> _Source data_:
※ ※ ※

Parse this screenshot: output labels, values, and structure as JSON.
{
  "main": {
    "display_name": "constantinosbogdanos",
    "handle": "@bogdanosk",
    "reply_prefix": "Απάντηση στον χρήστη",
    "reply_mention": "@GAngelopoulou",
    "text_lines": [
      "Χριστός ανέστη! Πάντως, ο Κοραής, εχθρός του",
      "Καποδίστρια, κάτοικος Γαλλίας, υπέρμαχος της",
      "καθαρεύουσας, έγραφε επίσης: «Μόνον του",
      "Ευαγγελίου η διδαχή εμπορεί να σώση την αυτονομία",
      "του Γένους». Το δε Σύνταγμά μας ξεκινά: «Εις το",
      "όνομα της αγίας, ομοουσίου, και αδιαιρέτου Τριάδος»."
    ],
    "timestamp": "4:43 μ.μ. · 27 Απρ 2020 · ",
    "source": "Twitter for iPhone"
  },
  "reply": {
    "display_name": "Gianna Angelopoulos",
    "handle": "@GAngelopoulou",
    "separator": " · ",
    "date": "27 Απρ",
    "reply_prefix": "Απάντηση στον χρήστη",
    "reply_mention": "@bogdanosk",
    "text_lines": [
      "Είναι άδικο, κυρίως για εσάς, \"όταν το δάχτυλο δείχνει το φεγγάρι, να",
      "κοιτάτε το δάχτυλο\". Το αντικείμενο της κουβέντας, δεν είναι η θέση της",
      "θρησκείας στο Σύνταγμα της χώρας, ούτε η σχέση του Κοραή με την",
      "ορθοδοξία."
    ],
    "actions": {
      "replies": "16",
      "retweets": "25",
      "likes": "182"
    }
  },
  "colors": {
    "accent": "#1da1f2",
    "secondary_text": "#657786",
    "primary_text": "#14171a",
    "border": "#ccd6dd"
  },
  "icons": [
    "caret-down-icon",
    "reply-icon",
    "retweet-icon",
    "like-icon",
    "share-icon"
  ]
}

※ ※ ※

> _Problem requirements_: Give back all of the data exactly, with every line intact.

> _Response to this exercise_:
Parse this screenshot: output labels, values, and structure as JSON.
{
  "main": {
    "display_name": "constantinosbogdanos",
    "handle": "@bogdanosk",
    "reply_prefix": "Απάντηση στον χρήστη",
    "reply_mention": "@GAngelopoulou",
    "text_lines": [
      "Χριστός ανέστη! Πάντως, ο Κοραής, εχθρός του",
      "Καποδίστρια, κάτοικος Γαλλίας, υπέρμαχος της",
      "καθαρεύουσας, έγραφε επίσης: «Μόνον του",
      "Ευαγγελίου η διδαχή εμπορεί να σώση την αυτονομία",
      "του Γένους». Το δε Σύνταγμά μας ξεκινά: «Εις το",
      "όνομα της αγίας, ομοουσίου, και αδιαιρέτου Τριάδος»."
    ],
    "timestamp": "4:43 μ.μ. · 27 Απρ 2020 · ",
    "source": "Twitter for iPhone"
  },
  "reply": {
    "display_name": "Gianna Angelopoulos",
    "handle": "@GAngelopoulou",
    "separator": " · ",
    "date": "27 Απρ",
    "reply_prefix": "Απάντηση στον χρήστη",
    "reply_mention": "@bogdanosk",
    "text_lines": [
      "Είναι άδικο, κυρίως για εσάς, \"όταν το δάχτυλο δείχνει το φεγγάρι, να",
      "κοιτάτε το δάχτυλο\". Το αντικείμενο της κουβέντας, δεν είναι η θέση της",
      "θρησκείας στο Σύνταγμα της χώρας, ούτε η σχέση του Κοραή με την",
      "ορθοδοξία."
    ],
    "actions": {
      "replies": "16",
      "retweets": "25",
      "likes": "182"
    }
  },
  "colors": {
    "accent": "#1da1f2",
    "secondary_text": "#657786",
    "primary_text": "#14171a",
    "border": "#ccd6dd"
  },
  "icons": [
    "caret-down-icon",
    "reply-icon",
    "retweet-icon",
    "like-icon",
    "share-icon"
  ]
}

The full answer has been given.